TASK GOAL » From the entries, return every line where the string "only" shows up.

*** Opening of SOURCE MATERIAL ***

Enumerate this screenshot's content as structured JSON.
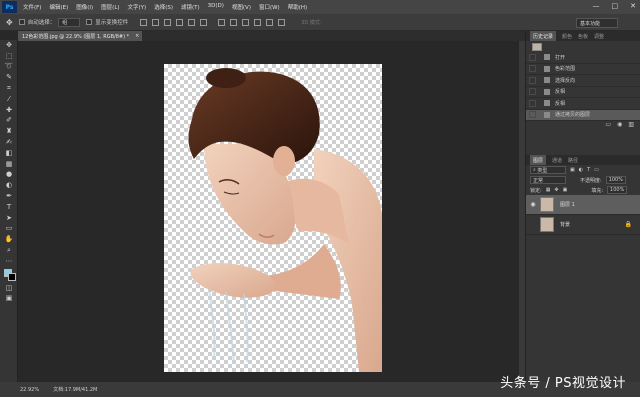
{
  "app": {
    "logo": "Ps"
  },
  "menu": [
    "文件(F)",
    "编辑(E)",
    "图像(I)",
    "图层(L)",
    "文字(Y)",
    "选择(S)",
    "滤镜(T)",
    "3D(D)",
    "视图(V)",
    "窗口(W)",
    "帮助(H)"
  ],
  "window_controls": {
    "minimize": "—",
    "maximize": "□",
    "close": "✕"
  },
  "options": {
    "auto_select_label": "自动选择：",
    "auto_select_target": "组",
    "show_transform_label": "显示变换控件",
    "mode_3d": "3D 模式：",
    "workspace": "基本功能"
  },
  "document": {
    "tab_title": "12色彩范围.jpg @ 22.9% (图层 1, RGB/8#) *",
    "close_glyph": "×",
    "zoom": "22.92%",
    "doc_info": "文档:17.9M/41.2M"
  },
  "history_panel": {
    "tabs": [
      "历史记录",
      "颜色",
      "色板",
      "调整"
    ],
    "items": [
      {
        "label": "打开"
      },
      {
        "label": "色彩范围"
      },
      {
        "label": "选择反向"
      },
      {
        "label": "反相"
      },
      {
        "label": "反相"
      },
      {
        "label": "通过拷贝的图层"
      }
    ],
    "selected_index": 5
  },
  "layers_panel": {
    "tabs": [
      "图层",
      "通道",
      "路径"
    ],
    "filter_label": "类型",
    "blend_mode": "正常",
    "opacity_label": "不透明度:",
    "opacity_value": "100%",
    "lock_label": "锁定:",
    "fill_label": "填充:",
    "fill_value": "100%",
    "layers": [
      {
        "name": "图层 1",
        "visible": true,
        "locked": false
      },
      {
        "name": "背景",
        "visible": false,
        "locked": true
      }
    ]
  },
  "watermark": "头条号 / PS视觉设计",
  "colors": {
    "foreground": "#87ceeb",
    "background": "#000000",
    "accent": "#31a8ff"
  }
}
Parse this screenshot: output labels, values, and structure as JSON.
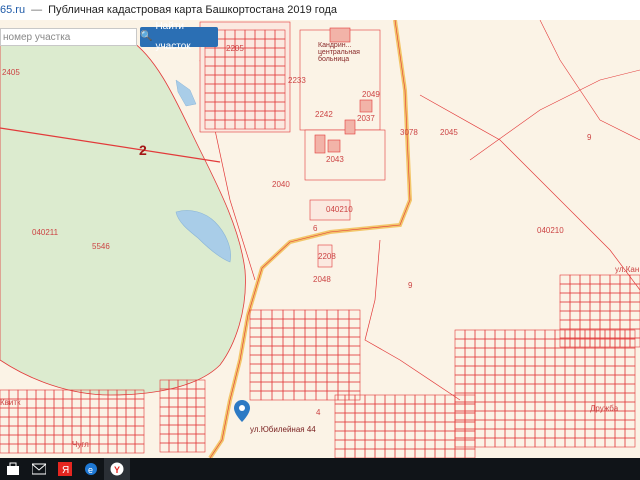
{
  "window": {
    "site": "65.ru",
    "title": "Публичная кадастровая карта Башкортостана 2019 года"
  },
  "search": {
    "placeholder": "номер участка",
    "button_label": "Найти участок"
  },
  "map": {
    "zone_label": "2",
    "labels": {
      "q040211": "040211",
      "q040210_center": "040210",
      "q040210_right": "040210",
      "n5546": "5546",
      "n2040": "2040",
      "n2048": "2048",
      "n9": "9",
      "n2045": "2045",
      "n2405": "2405",
      "n2205": "2205",
      "n2233": "2233",
      "n2242": "2242",
      "n2037": "2037",
      "n3078": "3078",
      "n2208": "2208",
      "n2043": "2043",
      "n2049": "2049",
      "n6": "6",
      "n4": "4",
      "hospital": "Кандрин... центральная больница",
      "street": "ул.Юбилейная 44",
      "kvit": "Квитк",
      "druzhba": "Дружба",
      "chugi": "Чугл",
      "kand": "ул.Кан"
    },
    "colors": {
      "background": "#fbf3e6",
      "forest": "#dcebcf",
      "parcel_line": "#e23a3a",
      "water": "#a9cde8",
      "road": "#f3c66a",
      "marker": "#2d7ac4"
    }
  },
  "taskbar": {
    "icons": [
      "store-icon",
      "mail-icon",
      "yandex-icon",
      "edge-icon",
      "yandex-browser-icon"
    ]
  }
}
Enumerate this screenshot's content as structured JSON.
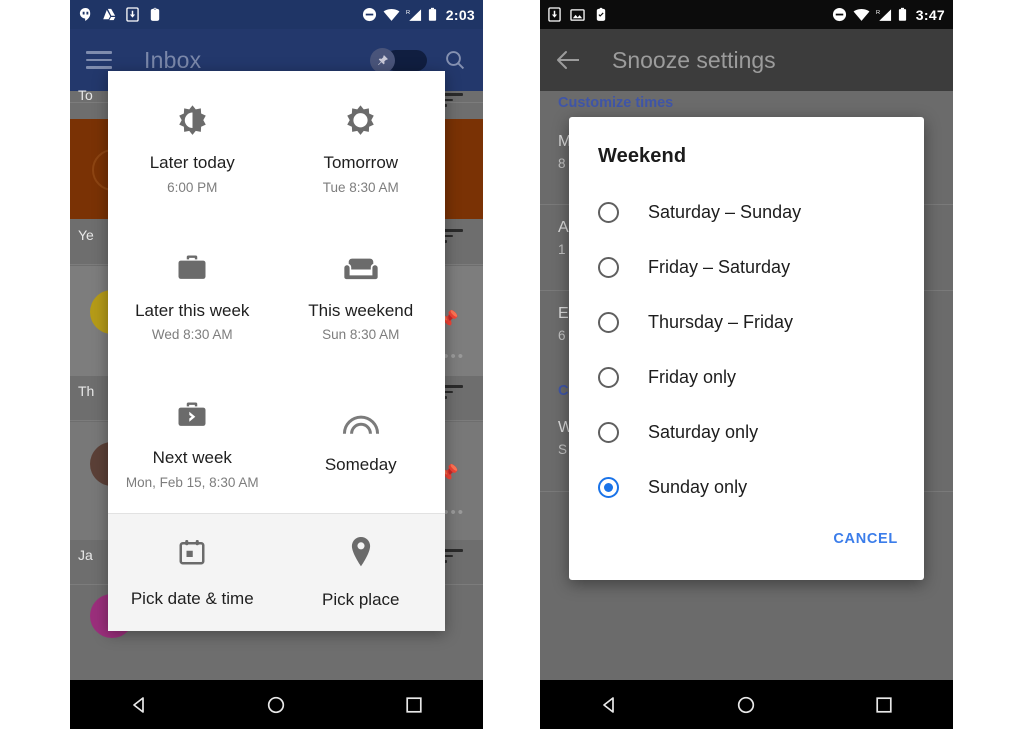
{
  "left_phone": {
    "status_bar": {
      "time": "2:03",
      "left_icons": [
        "hangouts-icon",
        "google-drive-icon",
        "download-icon",
        "clipboard-icon"
      ],
      "right_icons": [
        "do-not-disturb-icon",
        "wifi-icon",
        "cellular-roaming-icon",
        "battery-icon"
      ]
    },
    "app_bar": {
      "menu_icon": "hamburger-menu-icon",
      "title": "Inbox",
      "pin_toggle_icon": "pin-icon",
      "search_icon": "search-icon"
    },
    "background_list": {
      "sections": [
        {
          "label": "To"
        },
        {
          "label": "Ye"
        },
        {
          "label": "Th"
        },
        {
          "label": "Ja"
        }
      ]
    },
    "snooze_dialog": {
      "options": [
        {
          "icon": "half-sun-icon",
          "label": "Later today",
          "sub": "6:00 PM"
        },
        {
          "icon": "sun-icon",
          "label": "Tomorrow",
          "sub": "Tue 8:30 AM"
        },
        {
          "icon": "briefcase-icon",
          "label": "Later this week",
          "sub": "Wed 8:30 AM"
        },
        {
          "icon": "sofa-icon",
          "label": "This weekend",
          "sub": "Sun 8:30 AM"
        },
        {
          "icon": "briefcase-arrow-icon",
          "label": "Next week",
          "sub": "Mon, Feb 15, 8:30 AM"
        },
        {
          "icon": "rainbow-arc-icon",
          "label": "Someday",
          "sub": ""
        }
      ],
      "footer": [
        {
          "icon": "calendar-icon",
          "label": "Pick date & time"
        },
        {
          "icon": "place-pin-icon",
          "label": "Pick place"
        }
      ]
    },
    "nav_bar": {
      "back": "back-triangle-icon",
      "home": "home-circle-icon",
      "recents": "recents-square-icon"
    }
  },
  "right_phone": {
    "status_bar": {
      "time": "3:47",
      "left_icons": [
        "download-icon",
        "image-icon",
        "clipboard-check-icon"
      ],
      "right_icons": [
        "do-not-disturb-icon",
        "wifi-icon",
        "cellular-roaming-icon",
        "battery-icon"
      ]
    },
    "app_bar": {
      "back_icon": "back-arrow-icon",
      "title": "Snooze settings"
    },
    "background_settings": {
      "header": "Customize times",
      "rows": [
        {
          "title": "M",
          "sub": "8"
        },
        {
          "title": "A",
          "sub": "1"
        },
        {
          "title": "E",
          "sub": "6"
        }
      ],
      "header2": "C",
      "row2": {
        "title": "W",
        "sub": "S"
      }
    },
    "weekend_dialog": {
      "title": "Weekend",
      "options": [
        {
          "label": "Saturday – Sunday",
          "selected": false
        },
        {
          "label": "Friday – Saturday",
          "selected": false
        },
        {
          "label": "Thursday – Friday",
          "selected": false
        },
        {
          "label": "Friday only",
          "selected": false
        },
        {
          "label": "Saturday only",
          "selected": false
        },
        {
          "label": "Sunday only",
          "selected": true
        }
      ],
      "cancel_label": "CANCEL",
      "accent_color": "#1a73e8"
    },
    "nav_bar": {
      "back": "back-triangle-icon",
      "home": "home-circle-icon",
      "recents": "recents-square-icon"
    }
  }
}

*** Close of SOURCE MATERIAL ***

EXERCISE SOLUTION »
          "label": "Friday only",
          "label": "Saturday only",
          "label": "Sunday only",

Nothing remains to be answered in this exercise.